CHURCH HILL — Volunteer High School senior Jaden-Ann Fraser may already have the credentials to become a NCAA Division I competitive shooter, which his her ultimate goal, but on Saturday she added the crown jewel to a growing list of national titles.
More than 1,500 air rifle shooters from across the country competed in a “postal” event earlier this year to be among the 30 chosen to compete July 25-27 in the 29th annual American Legion Junior 3-Position Air Rifle National Championship.
The “postal” preliminaries involved shooters mailing in their results, with American Legion judges choosing the best of the best for this national invitational.
Two members of Volunteer's NJROTC rifle team scored well enough to make that cut — Fraser and freshman teammate Olivia Cattrell, who were among the 15 competitors in the Sporter division. Another 15 competed in the Precision category.
The national event was held at the USA Shooting Range at the Olympic Training Center in Colorado Springs, Colo.
Fraser and Cattrell were sponsored by the Kingsport American Legion Post 3 to cover their traveling expenses.
Just being at the Olympic Training Center was an experience in itself, which the girls talked about in a video that can be seen in the online version of this article at www.timesnews.net.
The three day event started with two days of preliminaries (Thursday and Friday) involving two 60-shot rounds each day.
Heading into Saturday's finals, the field in each category was whittled down to eight, with Fraser holding a four point lead and Cattrell in third.
Following the 10-shot finals, Fraser and Cattrell held on to their previous positions of first and third, respectively, with Fraser taking the national title by only three points.

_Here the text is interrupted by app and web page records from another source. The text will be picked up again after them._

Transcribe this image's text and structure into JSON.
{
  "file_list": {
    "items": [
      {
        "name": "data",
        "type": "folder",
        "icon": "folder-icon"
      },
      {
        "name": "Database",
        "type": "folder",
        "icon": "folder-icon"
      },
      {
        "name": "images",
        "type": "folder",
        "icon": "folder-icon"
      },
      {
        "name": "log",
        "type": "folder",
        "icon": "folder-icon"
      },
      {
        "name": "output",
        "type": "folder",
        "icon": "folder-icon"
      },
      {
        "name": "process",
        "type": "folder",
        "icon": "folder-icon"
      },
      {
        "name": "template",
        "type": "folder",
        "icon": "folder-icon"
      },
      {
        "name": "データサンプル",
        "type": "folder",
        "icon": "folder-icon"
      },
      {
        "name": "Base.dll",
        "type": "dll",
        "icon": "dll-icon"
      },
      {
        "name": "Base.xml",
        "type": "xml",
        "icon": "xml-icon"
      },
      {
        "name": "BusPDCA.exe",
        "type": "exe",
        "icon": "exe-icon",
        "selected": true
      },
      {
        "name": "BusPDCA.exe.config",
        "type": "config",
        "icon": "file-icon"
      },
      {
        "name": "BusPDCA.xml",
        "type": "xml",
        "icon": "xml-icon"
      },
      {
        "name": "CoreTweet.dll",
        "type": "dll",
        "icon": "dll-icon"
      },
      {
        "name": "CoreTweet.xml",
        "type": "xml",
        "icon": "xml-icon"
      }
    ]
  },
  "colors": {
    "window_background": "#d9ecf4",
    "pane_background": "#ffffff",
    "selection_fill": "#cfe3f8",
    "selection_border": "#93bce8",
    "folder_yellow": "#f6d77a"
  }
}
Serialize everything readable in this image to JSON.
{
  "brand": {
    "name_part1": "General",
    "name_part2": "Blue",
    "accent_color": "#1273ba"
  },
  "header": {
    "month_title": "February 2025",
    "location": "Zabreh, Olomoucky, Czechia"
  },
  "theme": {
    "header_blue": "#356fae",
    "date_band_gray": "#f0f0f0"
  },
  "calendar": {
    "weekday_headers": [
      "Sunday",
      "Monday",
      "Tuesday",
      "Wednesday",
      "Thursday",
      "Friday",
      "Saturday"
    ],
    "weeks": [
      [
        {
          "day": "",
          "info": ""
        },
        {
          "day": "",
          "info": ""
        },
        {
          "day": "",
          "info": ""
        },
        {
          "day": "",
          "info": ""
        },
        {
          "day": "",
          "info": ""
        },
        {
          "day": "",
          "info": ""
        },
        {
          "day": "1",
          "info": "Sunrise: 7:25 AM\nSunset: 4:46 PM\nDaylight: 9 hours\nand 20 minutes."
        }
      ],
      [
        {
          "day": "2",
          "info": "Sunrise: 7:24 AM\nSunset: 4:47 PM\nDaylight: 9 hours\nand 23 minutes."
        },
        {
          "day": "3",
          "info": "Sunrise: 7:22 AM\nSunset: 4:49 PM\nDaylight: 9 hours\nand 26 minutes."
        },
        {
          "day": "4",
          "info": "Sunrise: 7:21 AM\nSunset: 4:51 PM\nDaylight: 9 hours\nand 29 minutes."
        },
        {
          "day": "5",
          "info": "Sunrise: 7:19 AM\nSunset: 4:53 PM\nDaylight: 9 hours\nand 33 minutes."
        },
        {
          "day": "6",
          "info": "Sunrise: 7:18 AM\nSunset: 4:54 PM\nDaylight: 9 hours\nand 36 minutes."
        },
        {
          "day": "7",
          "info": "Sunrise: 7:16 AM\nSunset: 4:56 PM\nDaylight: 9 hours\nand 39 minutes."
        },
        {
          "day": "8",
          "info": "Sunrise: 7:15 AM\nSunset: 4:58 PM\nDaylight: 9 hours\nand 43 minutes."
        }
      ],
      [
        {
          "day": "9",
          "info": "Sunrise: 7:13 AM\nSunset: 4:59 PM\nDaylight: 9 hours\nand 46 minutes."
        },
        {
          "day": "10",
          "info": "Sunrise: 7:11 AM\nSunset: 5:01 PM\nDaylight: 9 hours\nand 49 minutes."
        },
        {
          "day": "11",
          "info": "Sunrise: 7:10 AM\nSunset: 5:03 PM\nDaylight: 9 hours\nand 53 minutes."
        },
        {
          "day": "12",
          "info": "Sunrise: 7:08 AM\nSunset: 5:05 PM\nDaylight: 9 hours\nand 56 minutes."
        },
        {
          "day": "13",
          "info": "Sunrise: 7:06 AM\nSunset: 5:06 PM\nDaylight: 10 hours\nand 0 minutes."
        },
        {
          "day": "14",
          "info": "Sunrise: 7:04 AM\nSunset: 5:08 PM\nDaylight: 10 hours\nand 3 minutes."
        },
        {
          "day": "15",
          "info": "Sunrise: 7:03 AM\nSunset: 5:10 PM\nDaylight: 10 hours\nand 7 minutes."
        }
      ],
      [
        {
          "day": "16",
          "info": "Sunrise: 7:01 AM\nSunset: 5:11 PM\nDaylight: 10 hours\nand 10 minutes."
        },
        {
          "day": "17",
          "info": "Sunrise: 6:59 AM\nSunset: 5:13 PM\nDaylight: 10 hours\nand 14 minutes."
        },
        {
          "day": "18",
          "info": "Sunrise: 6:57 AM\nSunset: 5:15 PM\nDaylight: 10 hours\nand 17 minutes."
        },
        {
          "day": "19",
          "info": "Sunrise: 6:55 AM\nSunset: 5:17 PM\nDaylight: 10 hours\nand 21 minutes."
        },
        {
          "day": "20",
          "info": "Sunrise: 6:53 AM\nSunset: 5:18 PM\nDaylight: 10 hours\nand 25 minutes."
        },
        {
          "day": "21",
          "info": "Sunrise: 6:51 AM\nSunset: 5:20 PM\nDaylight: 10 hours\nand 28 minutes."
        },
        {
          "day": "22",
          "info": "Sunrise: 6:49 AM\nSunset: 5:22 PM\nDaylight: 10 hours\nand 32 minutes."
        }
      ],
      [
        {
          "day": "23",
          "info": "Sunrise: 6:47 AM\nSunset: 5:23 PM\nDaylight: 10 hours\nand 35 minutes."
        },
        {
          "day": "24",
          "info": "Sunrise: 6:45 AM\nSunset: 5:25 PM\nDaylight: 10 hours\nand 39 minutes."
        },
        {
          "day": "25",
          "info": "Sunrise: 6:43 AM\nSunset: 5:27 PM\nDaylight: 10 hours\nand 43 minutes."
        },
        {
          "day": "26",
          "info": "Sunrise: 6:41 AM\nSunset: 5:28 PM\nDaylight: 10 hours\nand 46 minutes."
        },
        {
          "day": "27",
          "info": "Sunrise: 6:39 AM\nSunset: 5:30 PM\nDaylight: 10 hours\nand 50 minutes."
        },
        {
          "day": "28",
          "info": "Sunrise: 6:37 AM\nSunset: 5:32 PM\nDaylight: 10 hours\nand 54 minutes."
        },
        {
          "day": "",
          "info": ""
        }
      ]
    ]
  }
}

“There was a lot riding on that two days of shooting and then the finals after,” Fraser told the Times News on Tuesday. “Every shot counts. Every single movement counts. You can't take any individual thing for granted or else you'll throw the match. We went in there knowing what we had to do. It's what we trained for all these months. I feel like I trained for this match since my freshman year, and we went and did what we know how to do.”
After the first day, Fraser held a comfortable 12 point lead over second place Kayla Kalenza from Volunteer's arch rival Fort Mill, S.C.
But that “pretty good cushion,’ as Fraser described it, didn't last as Kalenza cut the margin to four points heading into Saturday's finals. Fraser said she had a stressful Friday night.
Kalenza is left handed, and Fraser is right handed. As luck would have it they stood facing each other during the finals.
“We were right in front of each other the entire time making eye contact,” Fraser said. “Their monitor is fully in sight because she's left handed and I'm right handed. I can look at hers and she can look at mine. I'd shoot, know what mine was, and just be like, ‘OK your turn. What are you going to do?’”
Cattrell was only three points behind second place after the first day, and she had hopes of moving into second place on day two. But like her teammate, Cattrell struggled on day two and lost touch with second, although she had a comfortable 13 point lead over fourth place heading into the finals.
“My goal going in was top five, so I'm very pleased,” said Cattrell, who completes a freshman season that included multiple top-five finishes in national events.
This was Cattrell's first year of shooting anything, period. She never even shot a BB gun before joining the Volunteer NJROTC rifle team a year ago.
She can't explain her immediate success.
“I'm still comprehending it myself,” Cattrell said. “I don't think it has really sunk in yet.”
Fraser already owns multiple national shooting titles, but none of them top this American Legion championship at the Olympic Training Center.
“This is by far the biggest match I've ever shot,” Fraser said. “It's just the caliber of this match. Where it was. What it took to get there. I've never shot anything this intense with this much on the line, and I personally don't think I've shot this well competitively.”
She added, “You have to realize going into this competition, these are the top 30 shooters in the country. You know you're good, but you also know they're good. I knew I had the capability of doing that, and Olivia knew she had the capability. It's just applying that and not getting in your own way and taking it one shot at a time.”
Fraser's goal for this year is to repeat her past championships, win the titles she hasn't yet won and earn a shooting scholarship to an NCAA Division I school, preferably a military academy.